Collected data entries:

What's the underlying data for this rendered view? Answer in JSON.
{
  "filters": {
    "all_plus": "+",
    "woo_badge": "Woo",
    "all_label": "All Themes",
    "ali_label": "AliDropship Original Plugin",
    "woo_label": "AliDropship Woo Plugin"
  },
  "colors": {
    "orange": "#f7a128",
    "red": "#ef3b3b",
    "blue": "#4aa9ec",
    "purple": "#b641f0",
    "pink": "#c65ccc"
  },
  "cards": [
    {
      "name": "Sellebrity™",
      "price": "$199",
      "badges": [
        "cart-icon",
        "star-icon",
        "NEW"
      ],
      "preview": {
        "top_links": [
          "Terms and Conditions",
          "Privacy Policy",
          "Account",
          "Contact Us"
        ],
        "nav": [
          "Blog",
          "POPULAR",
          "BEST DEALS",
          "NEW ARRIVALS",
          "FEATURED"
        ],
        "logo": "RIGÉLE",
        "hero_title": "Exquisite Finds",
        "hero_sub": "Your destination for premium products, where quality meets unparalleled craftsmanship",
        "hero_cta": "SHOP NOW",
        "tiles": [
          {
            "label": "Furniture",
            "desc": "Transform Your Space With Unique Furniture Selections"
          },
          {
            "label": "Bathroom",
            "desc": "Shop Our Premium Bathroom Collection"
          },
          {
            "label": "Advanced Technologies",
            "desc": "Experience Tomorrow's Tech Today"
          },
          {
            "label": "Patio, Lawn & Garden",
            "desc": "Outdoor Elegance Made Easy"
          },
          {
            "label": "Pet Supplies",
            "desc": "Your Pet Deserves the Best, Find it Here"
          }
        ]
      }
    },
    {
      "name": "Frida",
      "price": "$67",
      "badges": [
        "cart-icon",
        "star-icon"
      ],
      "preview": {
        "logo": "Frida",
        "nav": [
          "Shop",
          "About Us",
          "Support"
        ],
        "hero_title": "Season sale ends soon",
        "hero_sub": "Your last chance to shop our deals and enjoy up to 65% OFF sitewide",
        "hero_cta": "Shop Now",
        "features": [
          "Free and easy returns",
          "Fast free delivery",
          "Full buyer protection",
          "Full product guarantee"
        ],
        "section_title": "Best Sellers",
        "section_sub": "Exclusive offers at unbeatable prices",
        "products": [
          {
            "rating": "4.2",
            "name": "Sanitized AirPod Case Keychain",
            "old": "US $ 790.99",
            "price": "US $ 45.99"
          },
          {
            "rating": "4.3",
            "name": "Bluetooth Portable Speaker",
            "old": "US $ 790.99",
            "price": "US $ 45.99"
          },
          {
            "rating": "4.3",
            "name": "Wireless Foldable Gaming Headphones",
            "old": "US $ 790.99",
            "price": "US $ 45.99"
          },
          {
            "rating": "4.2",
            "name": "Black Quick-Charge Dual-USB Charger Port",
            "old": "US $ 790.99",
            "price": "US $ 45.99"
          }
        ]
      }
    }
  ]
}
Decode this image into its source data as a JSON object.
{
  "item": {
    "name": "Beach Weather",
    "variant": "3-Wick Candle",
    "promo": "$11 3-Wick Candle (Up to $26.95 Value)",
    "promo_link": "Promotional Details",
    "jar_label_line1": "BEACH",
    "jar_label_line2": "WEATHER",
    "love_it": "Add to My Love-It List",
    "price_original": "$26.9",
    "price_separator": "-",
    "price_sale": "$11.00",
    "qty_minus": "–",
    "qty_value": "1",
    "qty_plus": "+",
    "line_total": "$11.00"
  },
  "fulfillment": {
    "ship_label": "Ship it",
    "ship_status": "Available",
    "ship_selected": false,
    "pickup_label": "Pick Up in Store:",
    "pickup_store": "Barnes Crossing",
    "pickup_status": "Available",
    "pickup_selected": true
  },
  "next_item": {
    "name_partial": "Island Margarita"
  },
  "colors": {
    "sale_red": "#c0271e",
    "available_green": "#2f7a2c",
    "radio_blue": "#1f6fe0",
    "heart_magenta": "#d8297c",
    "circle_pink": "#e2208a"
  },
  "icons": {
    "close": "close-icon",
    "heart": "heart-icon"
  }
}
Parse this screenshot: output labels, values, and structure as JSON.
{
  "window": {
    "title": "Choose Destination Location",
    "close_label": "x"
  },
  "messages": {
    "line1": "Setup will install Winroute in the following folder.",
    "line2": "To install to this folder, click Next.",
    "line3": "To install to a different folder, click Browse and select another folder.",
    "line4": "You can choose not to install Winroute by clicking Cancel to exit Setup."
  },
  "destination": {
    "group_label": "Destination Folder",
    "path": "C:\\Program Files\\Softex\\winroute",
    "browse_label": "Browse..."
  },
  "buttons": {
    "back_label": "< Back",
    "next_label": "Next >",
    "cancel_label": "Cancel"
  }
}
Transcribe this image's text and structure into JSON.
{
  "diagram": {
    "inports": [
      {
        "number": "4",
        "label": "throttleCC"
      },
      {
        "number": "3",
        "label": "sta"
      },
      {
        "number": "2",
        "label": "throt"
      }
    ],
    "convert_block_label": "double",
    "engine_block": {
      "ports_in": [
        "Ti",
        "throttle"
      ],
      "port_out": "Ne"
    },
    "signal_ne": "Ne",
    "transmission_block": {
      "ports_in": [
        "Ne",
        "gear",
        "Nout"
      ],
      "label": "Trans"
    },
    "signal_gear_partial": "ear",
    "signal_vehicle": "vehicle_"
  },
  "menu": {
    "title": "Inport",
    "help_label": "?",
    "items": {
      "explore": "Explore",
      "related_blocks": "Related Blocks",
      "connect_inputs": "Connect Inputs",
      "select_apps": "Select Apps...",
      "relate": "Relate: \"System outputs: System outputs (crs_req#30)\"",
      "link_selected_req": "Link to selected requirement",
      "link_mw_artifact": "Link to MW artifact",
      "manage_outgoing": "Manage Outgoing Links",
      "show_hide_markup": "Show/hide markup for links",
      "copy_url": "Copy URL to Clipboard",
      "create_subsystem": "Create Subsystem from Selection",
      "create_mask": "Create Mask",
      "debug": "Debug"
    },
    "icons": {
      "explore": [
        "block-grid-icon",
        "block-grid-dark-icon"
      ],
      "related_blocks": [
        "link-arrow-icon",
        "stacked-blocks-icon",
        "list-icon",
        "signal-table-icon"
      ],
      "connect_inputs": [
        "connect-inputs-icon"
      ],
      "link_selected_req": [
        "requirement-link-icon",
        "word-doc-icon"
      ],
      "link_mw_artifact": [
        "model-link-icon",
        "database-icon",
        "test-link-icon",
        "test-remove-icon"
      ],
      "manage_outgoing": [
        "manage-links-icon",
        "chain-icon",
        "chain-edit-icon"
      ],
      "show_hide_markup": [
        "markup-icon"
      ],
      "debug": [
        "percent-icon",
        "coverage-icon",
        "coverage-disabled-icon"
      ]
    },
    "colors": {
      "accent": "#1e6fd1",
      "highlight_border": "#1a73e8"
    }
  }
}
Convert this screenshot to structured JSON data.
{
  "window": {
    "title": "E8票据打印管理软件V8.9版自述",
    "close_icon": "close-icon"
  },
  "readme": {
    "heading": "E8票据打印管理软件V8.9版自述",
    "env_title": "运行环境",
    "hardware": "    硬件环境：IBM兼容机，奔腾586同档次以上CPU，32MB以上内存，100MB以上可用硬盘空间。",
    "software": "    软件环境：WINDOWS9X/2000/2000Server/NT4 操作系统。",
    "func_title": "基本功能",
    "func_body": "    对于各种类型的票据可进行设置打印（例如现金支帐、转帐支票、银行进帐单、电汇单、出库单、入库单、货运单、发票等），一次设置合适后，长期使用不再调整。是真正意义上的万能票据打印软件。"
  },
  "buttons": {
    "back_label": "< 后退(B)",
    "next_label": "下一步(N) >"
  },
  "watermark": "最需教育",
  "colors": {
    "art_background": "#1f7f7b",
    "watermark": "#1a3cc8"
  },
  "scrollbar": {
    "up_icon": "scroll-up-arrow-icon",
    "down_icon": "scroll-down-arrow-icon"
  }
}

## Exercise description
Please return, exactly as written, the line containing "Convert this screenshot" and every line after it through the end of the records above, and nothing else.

## Result of this task
Convert this screenshot to structured JSON data.
{
  "window": {
    "title": "E8票据打印管理软件V8.9版自述",
    "close_icon": "close-icon"
  },
  "readme": {
    "heading": "E8票据打印管理软件V8.9版自述",
    "env_title": "运行环境",
    "hardware": "    硬件环境：IBM兼容机，奔腾586同档次以上CPU，32MB以上内存，100MB以上可用硬盘空间。",
    "software": "    软件环境：WINDOWS9X/2000/2000Server/NT4 操作系统。",
    "func_title": "基本功能",
    "func_body": "    对于各种类型的票据可进行设置打印（例如现金支帐、转帐支票、银行进帐单、电汇单、出库单、入库单、货运单、发票等），一次设置合适后，长期使用不再调整。是真正意义上的万能票据打印软件。"
  },
  "buttons": {
    "back_label": "< 后退(B)",
    "next_label": "下一步(N) >"
  },
  "watermark": "最需教育",
  "colors": {
    "art_background": "#1f7f7b",
    "watermark": "#1a3cc8"
  },
  "scrollbar": {
    "up_icon": "scroll-up-arrow-icon",
    "down_icon": "scroll-down-arrow-icon"
  }
}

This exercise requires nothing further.